Tax Reform (12/14/2017)
The U.S. House and Senate have each separately passed a bill that will create sweeping tax reforms. There are substantial differences in the two bills. A joint group of Republicans from the House and Senate are working to incorporate their differences into one bill. Unlike the last major tax reform that took place in 1986, this bill is not retroactive to the beginning of tax year 2017, but will be implemented in 2018. One tax provision that will be enacted may impact many of our clients negatively. Beginning in 2018, a cap of $10,000 on state and local tax deductions will be enacted. You can’t avoid this change. You might be able, however, to get a tax benefit in 2017, although it will be lost in 2018. You should check with your accountant or tax advisor to see if you would benefit by paying certain taxes in 2017 that you might normally pay in 2018.
You might benefit in a variety of ways by moving state and local tax payments that you would normally pay in 2018 into 2017. One example would be to prepay your 2017 state income taxes rather than waiting to pay them when you file your taxes in 2018. Another idea might be to pay certain state or local fees now, rather than waiting until 2018.

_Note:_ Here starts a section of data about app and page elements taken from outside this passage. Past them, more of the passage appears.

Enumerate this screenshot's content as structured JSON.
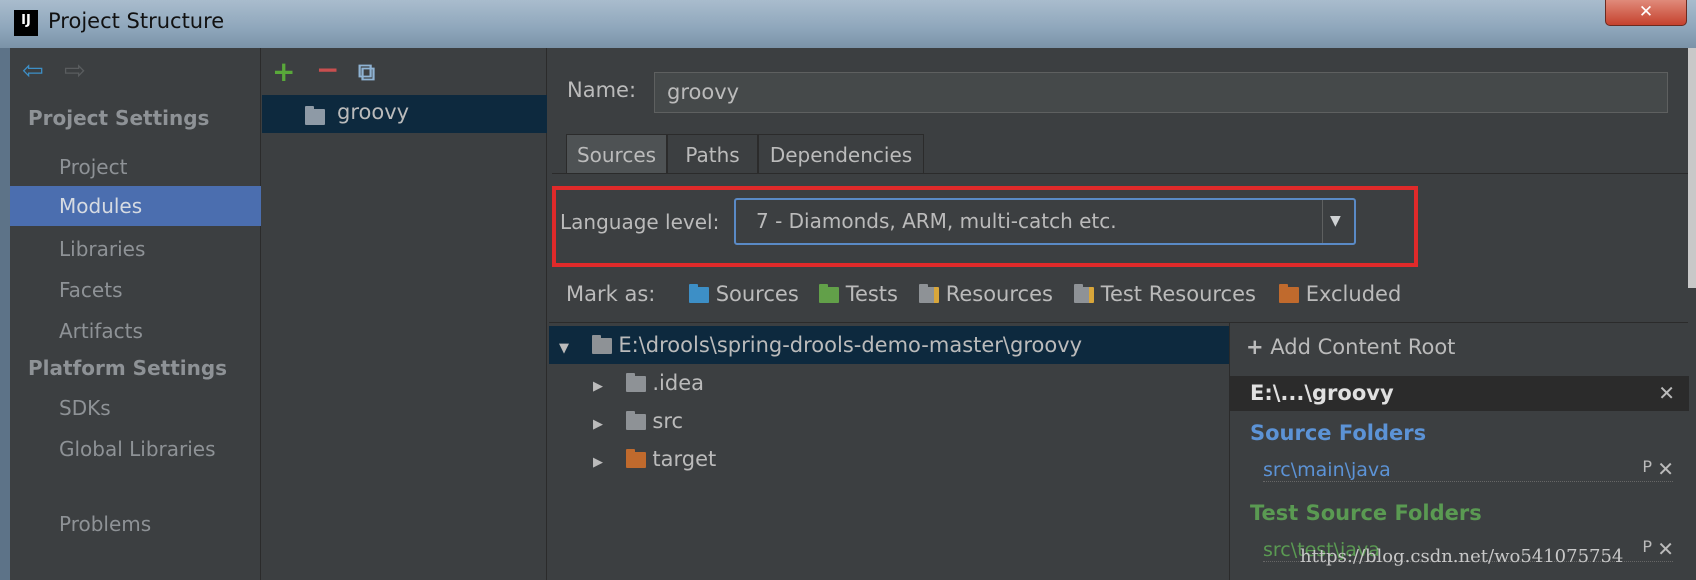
{
  "window": {
    "title": "Project Structure",
    "logo": "IJ",
    "close": "✕"
  },
  "sidebar": {
    "groups": [
      {
        "label": "Project Settings"
      },
      {
        "label": "Platform Settings"
      }
    ],
    "items": [
      {
        "label": "Project"
      },
      {
        "label": "Modules",
        "selected": true
      },
      {
        "label": "Libraries"
      },
      {
        "label": "Facets"
      },
      {
        "label": "Artifacts"
      },
      {
        "label": "SDKs"
      },
      {
        "label": "Global Libraries"
      },
      {
        "label": "Problems"
      }
    ]
  },
  "module_list": {
    "modules": [
      {
        "label": "groovy"
      }
    ]
  },
  "name": {
    "label": "Name:",
    "value": "groovy"
  },
  "tabs": [
    {
      "label": "Sources",
      "selected": true
    },
    {
      "label": "Paths"
    },
    {
      "label": "Dependencies"
    }
  ],
  "language_level": {
    "label": "Language level:",
    "value": "7 - Diamonds, ARM, multi-catch etc."
  },
  "mark_as": {
    "label": "Mark as:",
    "items": [
      {
        "label": "Sources",
        "color": "#3d8fc6"
      },
      {
        "label": "Tests",
        "color": "#62a049"
      },
      {
        "label": "Resources",
        "color": "#8e9296"
      },
      {
        "label": "Test Resources",
        "color": "#8e9296"
      },
      {
        "label": "Excluded",
        "color": "#c06a2d"
      }
    ]
  },
  "tree": {
    "root": "E:\\drools\\spring-drools-demo-master\\groovy",
    "children": [
      {
        "label": ".idea"
      },
      {
        "label": "src"
      },
      {
        "label": "target"
      }
    ]
  },
  "content_roots": {
    "add_label": "Add Content Root",
    "root": "E:\\...\\groovy",
    "source_folders_label": "Source Folders",
    "source_folders": [
      "src\\main\\java"
    ],
    "test_folders_label": "Test Source Folders",
    "test_folders": [
      "src\\test\\java"
    ],
    "props_label": "P"
  },
  "watermark": "https://blog.csdn.net/wo541075754"
}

Here is an example of why you might want to consider some late year tax planning. Let’s say that you have a $20,000 property tax bill that was received in 2017 but only one half, or $10,000, was due in 2017, with the right to defer payment on the other half until 2018. Normally you would wait and pay the bill in 2018. However, under the new tax code, you will only be able to deduct up to $10,000 in 2018. If you wait, you will have to pay $10,000 in 2018 for your 2017 bill and then, later in the year, $10,000 on your 2018 tax bill. This means that you will have $20,000 of property taxes paid in 2018 but you can only deduct $10,000. If, instead, you pay the 2017 property tax bill of $20,000 in its entirety in 2017, you can write off the entire amount in 2017, perhaps helping to reduce your 2017 federal tax payments. In 2018 you will get another bill for $20,000 for your property taxes, when you can pay the first half, $10,000 and defer the second part until 2019. In this way, you will be able to write off the $10,000 you paid in 2018 and not lose out on any deductions for that year. Unfortunately, if you follow this into 2019 you will now be losing a big chunk of your previous tax deductions because of the $10,000 cap on state and local deductions. Some tax benefit now is better than no tax benefit later.
December 14, 2017